Earl Lester Cole remembers…”I remember Grambling when I arrived here March 13, 1936. it was called Louisiana Negro Normal and Industrial Institute. There was a student body consisting of both high school and college students. The curriculum was a two year education program and students who graduated received state teaching certificates and taught in elementary schools.
“In 1939, a third year was added to the curriculum with emphasis on a new venture in teacher education. These ventures consisted of students spending some time away from the campus to do a portion of their student teaching.
“There was a close tie between the community and the institution. People in the community rented rooms to students. In the late 30’s, the school even operated an improvised clinic for expecting mothers. We had a public health nurse, and a physician was provided by the federal government.
“There were several frame buildings on the campus and the campus had just been landscaped. It was a pretty rural setting and it was very clean because the students used to keep it clean. In 1939, the state started building several brick dorms. Jewett Hall was one of the first brick buildings. The ROTC building (Lee Hall) was the first library. The women’s gyms served as both men’s and women’s gyms and as the auditorium and Grambling Hall was the first permanent dining hall.”

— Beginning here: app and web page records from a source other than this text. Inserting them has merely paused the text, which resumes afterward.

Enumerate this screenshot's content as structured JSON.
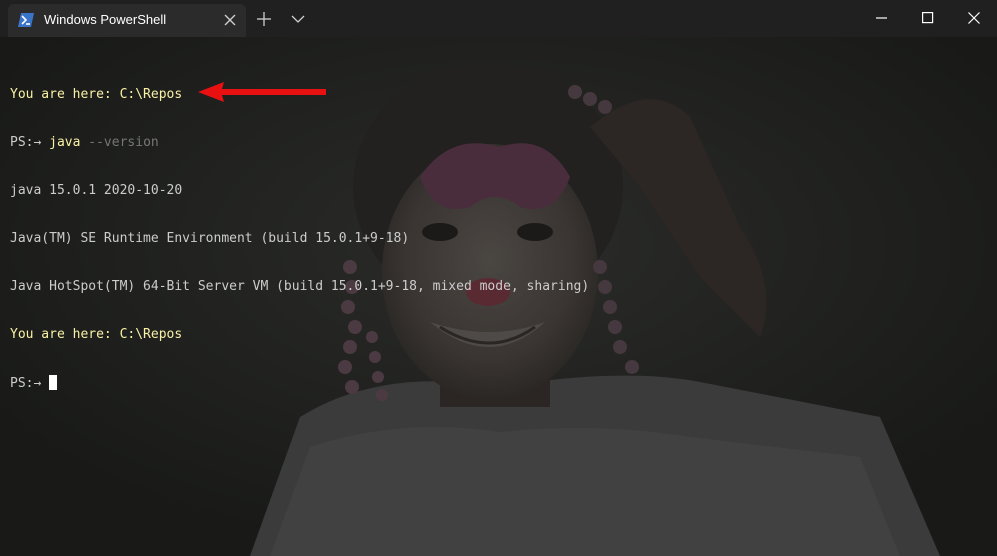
{
  "window": {
    "tab_title": "Windows PowerShell",
    "tab_icon": "powershell-icon",
    "new_tab_icon": "plus-icon",
    "dropdown_icon": "chevron-down-icon",
    "controls": [
      "minimize-icon",
      "maximize-icon",
      "close-icon"
    ]
  },
  "terminal": {
    "background_image": "face-painted child smiling (dimmed)",
    "prompt": "PS:→ ",
    "lines": {
      "l1": "You are here: C:\\Repos",
      "l2_cmd": "java",
      "l2_arg": " --version",
      "l3": "java 15.0.1 2020-10-20",
      "l4": "Java(TM) SE Runtime Environment (build 15.0.1+9-18)",
      "l5": "Java HotSpot(TM) 64-Bit Server VM (build 15.0.1+9-18, mixed mode, sharing)",
      "l6": "You are here: C:\\Repos"
    },
    "annotation": "red-arrow pointing at version line"
  },
  "colors": {
    "prompt_yellow": "#f9f1a5",
    "text_gray": "#cccccc",
    "arg_gray": "#767676",
    "arrow_red": "#e81010",
    "titlebar": "#202020",
    "tab": "#2b2b2b"
  }
}
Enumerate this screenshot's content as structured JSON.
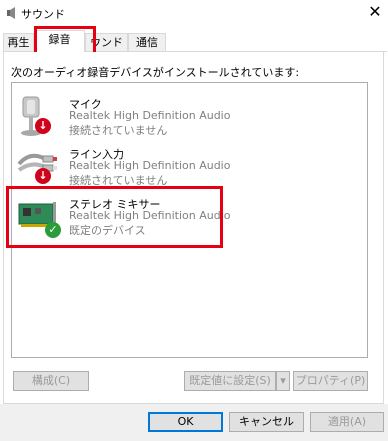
{
  "window": {
    "title": "サウンド",
    "close": "✕",
    "speaker_icon": "speaker-icon",
    "close_icon": "close-icon"
  },
  "tabs": [
    {
      "label": "再生",
      "active": false
    },
    {
      "label": "録音",
      "active": true
    },
    {
      "label": "ウンド",
      "active": false
    },
    {
      "label": "通信",
      "active": false
    }
  ],
  "recording": {
    "instruction": "次のオーディオ録音デバイスがインストールされています:",
    "devices": [
      {
        "name": "マイク",
        "driver": "Realtek High Definition Audio",
        "status": "接続されていません",
        "icon": "microphone-icon",
        "status_icon": "disconnected-icon"
      },
      {
        "name": "ライン入力",
        "driver": "Realtek High Definition Audio",
        "status": "接続されていません",
        "icon": "line-in-icon",
        "status_icon": "disconnected-icon"
      },
      {
        "name": "ステレオ ミキサー",
        "driver": "Realtek High Definition Audio",
        "status": "既定のデバイス",
        "icon": "sound-card-icon",
        "status_icon": "default-check-icon"
      }
    ],
    "configure": "構成(C)",
    "set_default": "既定値に設定(S)",
    "properties": "プロパティ(P)"
  },
  "footer": {
    "ok": "OK",
    "cancel": "キャンセル",
    "apply": "適用(A)"
  },
  "colors": {
    "highlight_red": "#e60012",
    "check_green": "#2a9d3a",
    "down_red": "#d0021b",
    "pcb_green": "#2e8b57"
  }
}
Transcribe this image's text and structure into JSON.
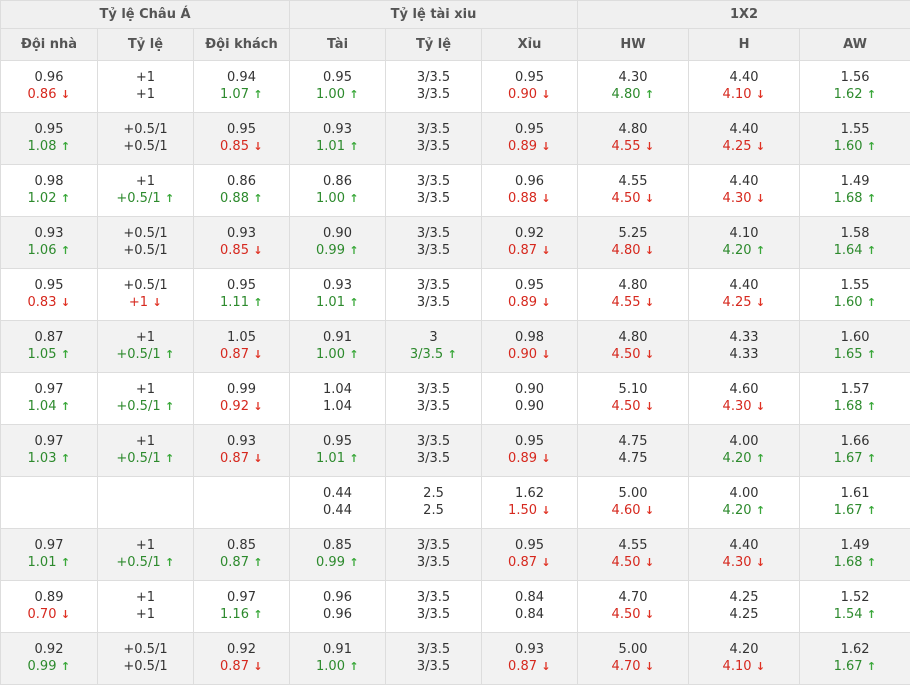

Frank Gaulden remembers…
“They have a building up there built by me and they don’t know that in nobody’s country. I took my hammer and brick tools and built that building without an architect. I bought the cement from my own pocket. It was then a girls dormitory but its the police station now. I designed it and built it in 1941.
“I also built a two-story building in the village that Mayor Woodard lived in, a store, and Mason Hall. I built the first brick house in Grambling, it’s been torn down, and the second brick house just above the liquor store, near the railroad track.”
Bill Scott remembers…
“Mr. Adams lived in a dorm when he first came. Peach orchards were where President Jones lived near the men’s dormitories. Dorms were located just where the curve is near Adams Monument.
“I went to high school up there. The school had farms and most of the students worked on them. There were only four teachers and there weren’t many houses in Grambling.”
Edward F. Purvis remembers…
“I remember Grambling. I’ve seen it all. I started teaching agriculture then sociology and spent the last 15 years in communications and fund raising. I was fortunate enough to be the founder of the foundation.
“Then, there was a unique tie between “town and gown.” We made an effort to make sure town and gown were intertwined. There were about four churches in the community and on one Sunday we would visit one church, then another the next Sunday, and so on. The church would host dinners for the students once a year. It was a way of saying “We appreciate you.”
“At commencement time Grambling would hold services outdoors at the Pavilion and we obtained benches from the churches. This has been a tradition in Grambling.”
James Earl Moore remembers…
“I remember Grambling when there weren’t any street lights and no barber shops. Well, there was one barber shop owned by Mack Osborne. The community and the school have always gotten along. They depended on each other. When school was out many of the businesses in the community closed (temporarily).
“As far as I’m concerned, they have always kept the college up. One of Jones’ (late president) first priorities was for kids to act like good kids. Today they are twice wilder and not as intelligent. They used to respect the teachers and now it seems they don’t. Awhile back, there was bed check in the dorms and everyone had to go to church. Letters from parents were required for students to leave the campus.
“I don’t think there are enough activities to keep the students (adequately) occupied or they wouldn’t be ‘lollying’ up and down the streets. Mostly, home training is responsible for the behavior now. They need to be taught to keep the campus clean and stop walking out in front of cars like they have bumpers.”
Thelma Williams remembers…
“I remember Grambling when the community and the school were almost one. We’ve outgrown each other. I remember when everybody knew everybody. It gave a very close family tie.
“How the Founder’s Day has kept the community-school relationship is that they have citizens come to campus to share their knowledge with students.
“I remember Grambling when all the faculty members stayed on campus. There were few homes in the immediate community.”
Grambling State University has come a long way since its founding in 1901. Charles P. Adams laid a foundation in a small black community, which has molded and nurtured students who may otherwise have not pursued an education beyond high school.